[[ The data open ]]
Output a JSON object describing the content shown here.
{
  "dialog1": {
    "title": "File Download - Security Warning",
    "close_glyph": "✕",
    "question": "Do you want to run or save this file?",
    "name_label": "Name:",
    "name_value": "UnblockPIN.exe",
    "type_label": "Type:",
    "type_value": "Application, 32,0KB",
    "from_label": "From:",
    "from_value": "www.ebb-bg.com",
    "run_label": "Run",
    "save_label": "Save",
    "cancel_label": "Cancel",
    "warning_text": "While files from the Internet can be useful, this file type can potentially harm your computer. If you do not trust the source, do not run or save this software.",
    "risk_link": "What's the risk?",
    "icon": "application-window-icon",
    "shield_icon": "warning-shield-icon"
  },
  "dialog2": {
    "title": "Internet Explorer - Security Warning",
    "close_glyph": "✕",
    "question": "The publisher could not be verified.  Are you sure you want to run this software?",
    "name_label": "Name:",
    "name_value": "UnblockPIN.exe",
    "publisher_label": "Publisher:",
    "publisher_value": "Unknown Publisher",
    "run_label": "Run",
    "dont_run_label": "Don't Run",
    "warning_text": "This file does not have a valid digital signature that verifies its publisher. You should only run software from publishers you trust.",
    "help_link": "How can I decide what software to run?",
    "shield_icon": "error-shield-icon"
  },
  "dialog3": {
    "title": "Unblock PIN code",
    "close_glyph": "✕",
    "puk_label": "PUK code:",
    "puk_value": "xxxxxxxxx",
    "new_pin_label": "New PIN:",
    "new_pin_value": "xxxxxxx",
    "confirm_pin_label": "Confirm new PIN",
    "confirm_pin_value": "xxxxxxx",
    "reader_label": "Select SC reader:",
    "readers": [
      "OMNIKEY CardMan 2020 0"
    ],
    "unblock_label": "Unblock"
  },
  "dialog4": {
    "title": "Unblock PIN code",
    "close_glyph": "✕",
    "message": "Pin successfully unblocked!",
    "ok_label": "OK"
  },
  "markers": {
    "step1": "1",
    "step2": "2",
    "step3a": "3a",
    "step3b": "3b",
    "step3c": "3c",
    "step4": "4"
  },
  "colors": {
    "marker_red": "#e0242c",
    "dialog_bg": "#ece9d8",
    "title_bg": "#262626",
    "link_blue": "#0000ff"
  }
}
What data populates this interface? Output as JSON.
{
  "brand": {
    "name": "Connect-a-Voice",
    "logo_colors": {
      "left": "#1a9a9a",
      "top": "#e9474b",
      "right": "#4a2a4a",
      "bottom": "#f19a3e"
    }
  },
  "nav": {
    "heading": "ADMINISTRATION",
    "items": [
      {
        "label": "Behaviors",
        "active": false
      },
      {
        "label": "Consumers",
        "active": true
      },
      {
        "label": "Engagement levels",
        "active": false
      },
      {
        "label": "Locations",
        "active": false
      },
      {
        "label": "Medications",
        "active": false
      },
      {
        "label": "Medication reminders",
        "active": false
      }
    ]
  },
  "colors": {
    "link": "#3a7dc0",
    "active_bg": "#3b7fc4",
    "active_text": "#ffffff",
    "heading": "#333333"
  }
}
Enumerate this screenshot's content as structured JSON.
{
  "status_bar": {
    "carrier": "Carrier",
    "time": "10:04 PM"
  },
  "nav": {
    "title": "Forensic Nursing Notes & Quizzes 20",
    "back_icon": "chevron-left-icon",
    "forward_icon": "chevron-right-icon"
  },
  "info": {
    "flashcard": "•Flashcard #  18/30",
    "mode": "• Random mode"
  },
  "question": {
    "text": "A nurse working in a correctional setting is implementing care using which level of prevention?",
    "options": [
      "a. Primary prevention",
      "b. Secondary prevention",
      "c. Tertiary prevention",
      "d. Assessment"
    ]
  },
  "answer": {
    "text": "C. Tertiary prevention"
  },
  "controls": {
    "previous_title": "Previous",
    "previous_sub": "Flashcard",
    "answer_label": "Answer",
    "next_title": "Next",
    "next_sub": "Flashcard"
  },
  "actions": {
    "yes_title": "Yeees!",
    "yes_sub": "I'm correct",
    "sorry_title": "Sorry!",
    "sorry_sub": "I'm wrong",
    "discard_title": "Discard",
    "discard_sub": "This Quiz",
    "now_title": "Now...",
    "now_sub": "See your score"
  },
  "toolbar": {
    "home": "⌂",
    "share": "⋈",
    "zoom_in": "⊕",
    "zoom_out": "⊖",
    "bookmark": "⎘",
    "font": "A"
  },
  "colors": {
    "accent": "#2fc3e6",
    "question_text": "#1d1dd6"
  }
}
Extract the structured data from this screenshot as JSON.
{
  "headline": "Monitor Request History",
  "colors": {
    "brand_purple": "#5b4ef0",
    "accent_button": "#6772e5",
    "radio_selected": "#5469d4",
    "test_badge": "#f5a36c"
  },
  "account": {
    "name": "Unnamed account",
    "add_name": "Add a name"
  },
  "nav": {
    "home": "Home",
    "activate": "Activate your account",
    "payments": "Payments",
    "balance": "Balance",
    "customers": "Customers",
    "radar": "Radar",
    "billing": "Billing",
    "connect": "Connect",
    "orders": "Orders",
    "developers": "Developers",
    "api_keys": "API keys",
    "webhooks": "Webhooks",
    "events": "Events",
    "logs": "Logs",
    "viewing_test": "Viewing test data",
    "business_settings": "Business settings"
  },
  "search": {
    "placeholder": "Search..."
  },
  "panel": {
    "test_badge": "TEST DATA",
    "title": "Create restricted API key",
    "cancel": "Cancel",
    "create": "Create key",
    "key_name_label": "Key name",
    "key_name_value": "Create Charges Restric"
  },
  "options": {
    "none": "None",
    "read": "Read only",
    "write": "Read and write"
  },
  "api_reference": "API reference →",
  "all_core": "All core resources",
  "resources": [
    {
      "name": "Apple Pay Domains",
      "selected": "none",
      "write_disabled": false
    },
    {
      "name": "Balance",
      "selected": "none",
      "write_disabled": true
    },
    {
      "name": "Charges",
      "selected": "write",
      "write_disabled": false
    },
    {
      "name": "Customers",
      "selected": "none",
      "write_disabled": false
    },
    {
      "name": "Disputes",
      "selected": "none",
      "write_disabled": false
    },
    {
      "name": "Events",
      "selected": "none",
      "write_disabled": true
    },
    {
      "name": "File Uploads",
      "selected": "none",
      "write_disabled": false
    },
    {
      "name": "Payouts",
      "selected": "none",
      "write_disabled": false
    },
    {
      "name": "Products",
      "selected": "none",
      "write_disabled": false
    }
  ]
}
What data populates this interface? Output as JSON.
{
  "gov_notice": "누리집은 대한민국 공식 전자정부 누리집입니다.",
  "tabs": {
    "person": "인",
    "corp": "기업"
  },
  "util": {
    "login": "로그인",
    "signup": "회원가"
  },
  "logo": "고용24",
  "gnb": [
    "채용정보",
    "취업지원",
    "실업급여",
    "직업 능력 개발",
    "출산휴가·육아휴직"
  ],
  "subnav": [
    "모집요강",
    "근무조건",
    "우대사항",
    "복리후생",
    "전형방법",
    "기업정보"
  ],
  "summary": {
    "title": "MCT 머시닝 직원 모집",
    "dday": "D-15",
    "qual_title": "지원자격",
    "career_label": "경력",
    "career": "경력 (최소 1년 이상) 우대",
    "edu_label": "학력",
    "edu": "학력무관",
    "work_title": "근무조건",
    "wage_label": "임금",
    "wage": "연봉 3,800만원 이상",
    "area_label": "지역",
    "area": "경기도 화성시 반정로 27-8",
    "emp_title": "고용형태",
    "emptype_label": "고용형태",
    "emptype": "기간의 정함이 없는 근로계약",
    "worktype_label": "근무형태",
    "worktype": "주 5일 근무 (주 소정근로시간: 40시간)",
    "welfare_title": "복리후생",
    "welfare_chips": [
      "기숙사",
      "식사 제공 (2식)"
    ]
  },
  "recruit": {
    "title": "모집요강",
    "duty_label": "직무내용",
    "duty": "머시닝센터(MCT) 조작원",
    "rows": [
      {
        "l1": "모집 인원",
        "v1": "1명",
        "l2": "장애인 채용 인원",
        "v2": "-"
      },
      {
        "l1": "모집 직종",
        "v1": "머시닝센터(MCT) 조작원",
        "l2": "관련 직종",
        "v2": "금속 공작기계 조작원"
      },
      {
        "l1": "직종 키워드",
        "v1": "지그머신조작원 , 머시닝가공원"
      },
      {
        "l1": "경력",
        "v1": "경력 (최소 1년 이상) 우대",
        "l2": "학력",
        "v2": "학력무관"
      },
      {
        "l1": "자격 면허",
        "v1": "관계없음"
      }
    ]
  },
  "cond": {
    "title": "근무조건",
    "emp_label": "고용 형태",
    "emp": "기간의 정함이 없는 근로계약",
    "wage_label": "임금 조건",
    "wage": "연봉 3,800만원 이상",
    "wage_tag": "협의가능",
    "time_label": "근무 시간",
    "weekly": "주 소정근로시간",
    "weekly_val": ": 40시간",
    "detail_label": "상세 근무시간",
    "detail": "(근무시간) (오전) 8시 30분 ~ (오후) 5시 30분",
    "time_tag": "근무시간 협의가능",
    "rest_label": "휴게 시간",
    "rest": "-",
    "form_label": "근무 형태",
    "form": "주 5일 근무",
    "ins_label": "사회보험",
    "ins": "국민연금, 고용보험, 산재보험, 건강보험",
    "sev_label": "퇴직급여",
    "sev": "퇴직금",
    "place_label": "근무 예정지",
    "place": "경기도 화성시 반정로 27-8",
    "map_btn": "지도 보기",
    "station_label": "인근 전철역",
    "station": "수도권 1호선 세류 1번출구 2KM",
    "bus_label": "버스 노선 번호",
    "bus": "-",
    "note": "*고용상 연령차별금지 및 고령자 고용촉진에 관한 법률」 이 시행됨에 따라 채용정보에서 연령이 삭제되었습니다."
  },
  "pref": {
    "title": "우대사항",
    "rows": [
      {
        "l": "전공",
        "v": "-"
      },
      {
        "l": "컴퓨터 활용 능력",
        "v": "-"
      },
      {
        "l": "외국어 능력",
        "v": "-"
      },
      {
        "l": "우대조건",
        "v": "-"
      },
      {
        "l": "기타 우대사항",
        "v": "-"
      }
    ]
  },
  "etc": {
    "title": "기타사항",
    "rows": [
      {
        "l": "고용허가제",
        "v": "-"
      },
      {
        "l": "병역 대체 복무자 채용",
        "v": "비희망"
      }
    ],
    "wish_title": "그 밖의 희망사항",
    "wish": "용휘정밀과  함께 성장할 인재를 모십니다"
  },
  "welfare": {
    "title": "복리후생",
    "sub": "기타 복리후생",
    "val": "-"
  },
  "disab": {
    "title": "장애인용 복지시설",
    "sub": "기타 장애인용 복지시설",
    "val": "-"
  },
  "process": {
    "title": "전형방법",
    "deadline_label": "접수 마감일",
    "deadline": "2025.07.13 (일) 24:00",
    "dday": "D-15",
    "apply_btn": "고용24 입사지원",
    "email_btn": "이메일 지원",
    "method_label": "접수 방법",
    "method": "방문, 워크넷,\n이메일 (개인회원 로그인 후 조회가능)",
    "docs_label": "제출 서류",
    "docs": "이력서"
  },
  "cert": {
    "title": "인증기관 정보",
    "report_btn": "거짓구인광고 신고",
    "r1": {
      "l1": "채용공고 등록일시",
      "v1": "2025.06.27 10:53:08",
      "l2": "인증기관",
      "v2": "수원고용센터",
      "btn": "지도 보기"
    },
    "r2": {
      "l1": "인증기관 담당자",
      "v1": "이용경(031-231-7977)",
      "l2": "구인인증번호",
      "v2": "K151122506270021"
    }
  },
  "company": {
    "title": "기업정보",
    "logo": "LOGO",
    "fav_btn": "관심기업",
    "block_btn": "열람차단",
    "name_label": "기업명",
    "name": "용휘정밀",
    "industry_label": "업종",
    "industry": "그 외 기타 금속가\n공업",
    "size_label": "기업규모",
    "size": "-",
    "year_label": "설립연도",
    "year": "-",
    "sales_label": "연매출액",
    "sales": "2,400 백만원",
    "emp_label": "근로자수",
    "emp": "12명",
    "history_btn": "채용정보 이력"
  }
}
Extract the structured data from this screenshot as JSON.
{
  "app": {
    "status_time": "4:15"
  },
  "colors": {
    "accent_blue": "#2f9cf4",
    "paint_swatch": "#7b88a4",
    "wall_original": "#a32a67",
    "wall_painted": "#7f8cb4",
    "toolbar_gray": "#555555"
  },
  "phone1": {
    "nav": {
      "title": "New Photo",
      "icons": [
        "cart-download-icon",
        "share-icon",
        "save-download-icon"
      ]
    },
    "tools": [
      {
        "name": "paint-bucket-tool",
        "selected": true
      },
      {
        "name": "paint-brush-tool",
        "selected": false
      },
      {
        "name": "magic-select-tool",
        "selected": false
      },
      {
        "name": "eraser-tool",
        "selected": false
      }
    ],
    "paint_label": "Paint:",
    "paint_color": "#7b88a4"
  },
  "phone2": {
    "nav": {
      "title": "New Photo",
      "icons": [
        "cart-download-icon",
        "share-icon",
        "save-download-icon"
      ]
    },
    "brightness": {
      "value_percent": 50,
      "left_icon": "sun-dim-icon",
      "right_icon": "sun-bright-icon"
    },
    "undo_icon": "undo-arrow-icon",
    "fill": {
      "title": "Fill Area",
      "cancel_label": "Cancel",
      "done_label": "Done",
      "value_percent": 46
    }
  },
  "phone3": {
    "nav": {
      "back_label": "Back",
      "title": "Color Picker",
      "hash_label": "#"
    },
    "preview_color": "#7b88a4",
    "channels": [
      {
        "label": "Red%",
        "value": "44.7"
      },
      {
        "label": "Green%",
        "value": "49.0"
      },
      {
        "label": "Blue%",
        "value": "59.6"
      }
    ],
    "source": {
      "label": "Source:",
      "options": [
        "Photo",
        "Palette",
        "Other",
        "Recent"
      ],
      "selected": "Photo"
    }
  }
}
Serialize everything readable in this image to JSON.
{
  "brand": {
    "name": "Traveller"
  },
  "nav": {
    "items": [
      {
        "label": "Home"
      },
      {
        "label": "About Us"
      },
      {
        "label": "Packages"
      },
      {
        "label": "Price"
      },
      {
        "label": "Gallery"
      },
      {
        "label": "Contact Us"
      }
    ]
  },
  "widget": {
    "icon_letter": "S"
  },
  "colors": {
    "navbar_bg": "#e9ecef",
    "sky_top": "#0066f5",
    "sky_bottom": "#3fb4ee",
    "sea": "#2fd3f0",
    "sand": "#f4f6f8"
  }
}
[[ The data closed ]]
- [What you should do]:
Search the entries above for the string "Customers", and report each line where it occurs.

- [Task answer]:
    "customers": "Customers",
      "name": "Customers",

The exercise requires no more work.